§ **Exercise description**
For the string "国产医疗器械产品", search the entries below and copy every line where it appears.
(Beginning of Material provided)
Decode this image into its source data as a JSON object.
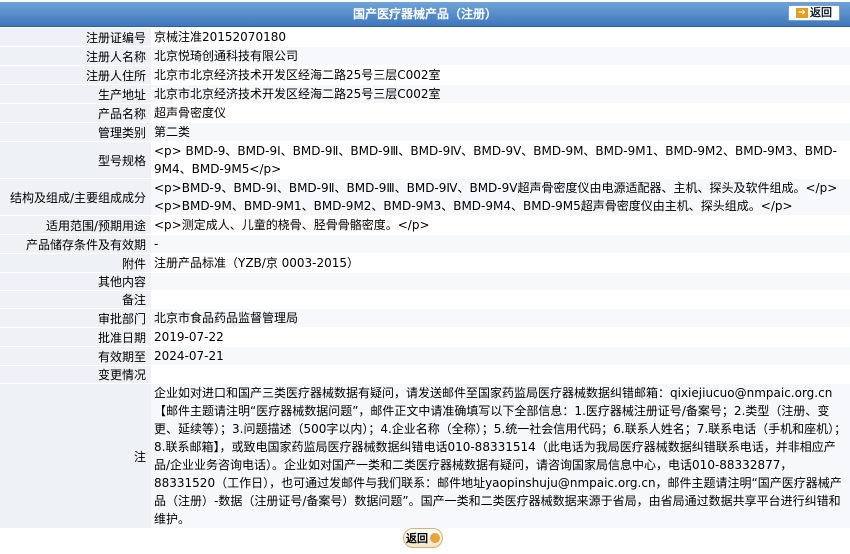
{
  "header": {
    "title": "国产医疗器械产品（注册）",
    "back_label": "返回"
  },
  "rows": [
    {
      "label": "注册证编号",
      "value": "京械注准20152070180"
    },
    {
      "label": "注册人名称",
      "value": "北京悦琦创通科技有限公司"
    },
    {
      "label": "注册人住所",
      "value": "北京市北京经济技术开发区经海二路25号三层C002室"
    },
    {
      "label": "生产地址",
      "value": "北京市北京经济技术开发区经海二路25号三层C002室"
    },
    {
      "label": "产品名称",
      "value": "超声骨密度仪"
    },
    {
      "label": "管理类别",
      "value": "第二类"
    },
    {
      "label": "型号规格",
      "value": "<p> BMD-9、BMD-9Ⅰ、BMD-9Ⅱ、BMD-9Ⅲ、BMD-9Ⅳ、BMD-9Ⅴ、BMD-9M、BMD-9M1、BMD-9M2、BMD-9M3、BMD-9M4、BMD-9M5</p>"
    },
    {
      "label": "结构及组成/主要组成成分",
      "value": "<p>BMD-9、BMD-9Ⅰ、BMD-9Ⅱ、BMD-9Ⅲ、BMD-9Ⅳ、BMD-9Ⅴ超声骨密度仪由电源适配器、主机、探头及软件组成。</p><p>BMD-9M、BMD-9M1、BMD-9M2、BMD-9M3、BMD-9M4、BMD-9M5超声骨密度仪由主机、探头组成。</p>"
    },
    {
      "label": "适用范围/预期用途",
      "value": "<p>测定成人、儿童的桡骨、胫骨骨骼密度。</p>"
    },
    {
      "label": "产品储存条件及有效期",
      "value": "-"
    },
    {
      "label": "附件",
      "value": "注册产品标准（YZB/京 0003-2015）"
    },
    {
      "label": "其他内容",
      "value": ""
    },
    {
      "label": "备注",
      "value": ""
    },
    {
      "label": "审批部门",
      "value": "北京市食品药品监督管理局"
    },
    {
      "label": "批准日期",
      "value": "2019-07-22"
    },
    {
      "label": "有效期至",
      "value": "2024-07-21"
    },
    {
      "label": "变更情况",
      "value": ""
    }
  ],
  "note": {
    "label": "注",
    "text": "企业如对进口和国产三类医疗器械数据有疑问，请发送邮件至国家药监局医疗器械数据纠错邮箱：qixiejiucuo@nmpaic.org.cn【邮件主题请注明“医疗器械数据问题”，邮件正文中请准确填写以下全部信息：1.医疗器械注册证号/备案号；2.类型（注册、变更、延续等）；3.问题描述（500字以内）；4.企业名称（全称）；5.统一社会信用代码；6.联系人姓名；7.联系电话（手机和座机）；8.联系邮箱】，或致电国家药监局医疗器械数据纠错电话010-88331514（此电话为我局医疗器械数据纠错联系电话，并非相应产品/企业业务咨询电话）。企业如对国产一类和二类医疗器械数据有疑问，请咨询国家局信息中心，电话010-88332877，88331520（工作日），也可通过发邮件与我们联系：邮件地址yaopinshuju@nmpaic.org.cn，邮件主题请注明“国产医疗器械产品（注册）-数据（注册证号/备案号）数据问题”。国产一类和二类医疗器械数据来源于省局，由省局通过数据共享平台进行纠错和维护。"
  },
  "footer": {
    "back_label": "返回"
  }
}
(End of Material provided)
§ **Solution to this task**
    "title": "国产医疗器械产品（注册）",
    "text": "企业如对进口和国产三类医疗器械数据有疑问，请发送邮件至国家药监局医疗器械数据纠错邮箱：qixiejiucuo@nmpaic.org.cn【邮件主题请注明“医疗器械数据问题”，邮件正文中请准确填写以下全部信息：1.医疗器械注册证号/备案号；2.类型（注册、变更、延续等）；3.问题描述（500字以内）；4.企业名称（全称）；5.统一社会信用代码；6.联系人姓名；7.联系电话（手机和座机）；8.联系邮箱】，或致电国家药监局医疗器械数据纠错电话010-88331514（此电话为我局医疗器械数据纠错联系电话，并非相应产品/企业业务咨询电话）。企业如对国产一类和二类医疗器械数据有疑问，请咨询国家局信息中心，电话010-88332877，88331520（工作日），也可通过发邮件与我们联系：邮件地址yaopinshuju@nmpaic.org.cn，邮件主题请注明“国产医疗器械产品（注册）-数据（注册证号/备案号）数据问题”。国产一类和二类医疗器械数据来源于省局，由省局通过数据共享平台进行纠错和维护。"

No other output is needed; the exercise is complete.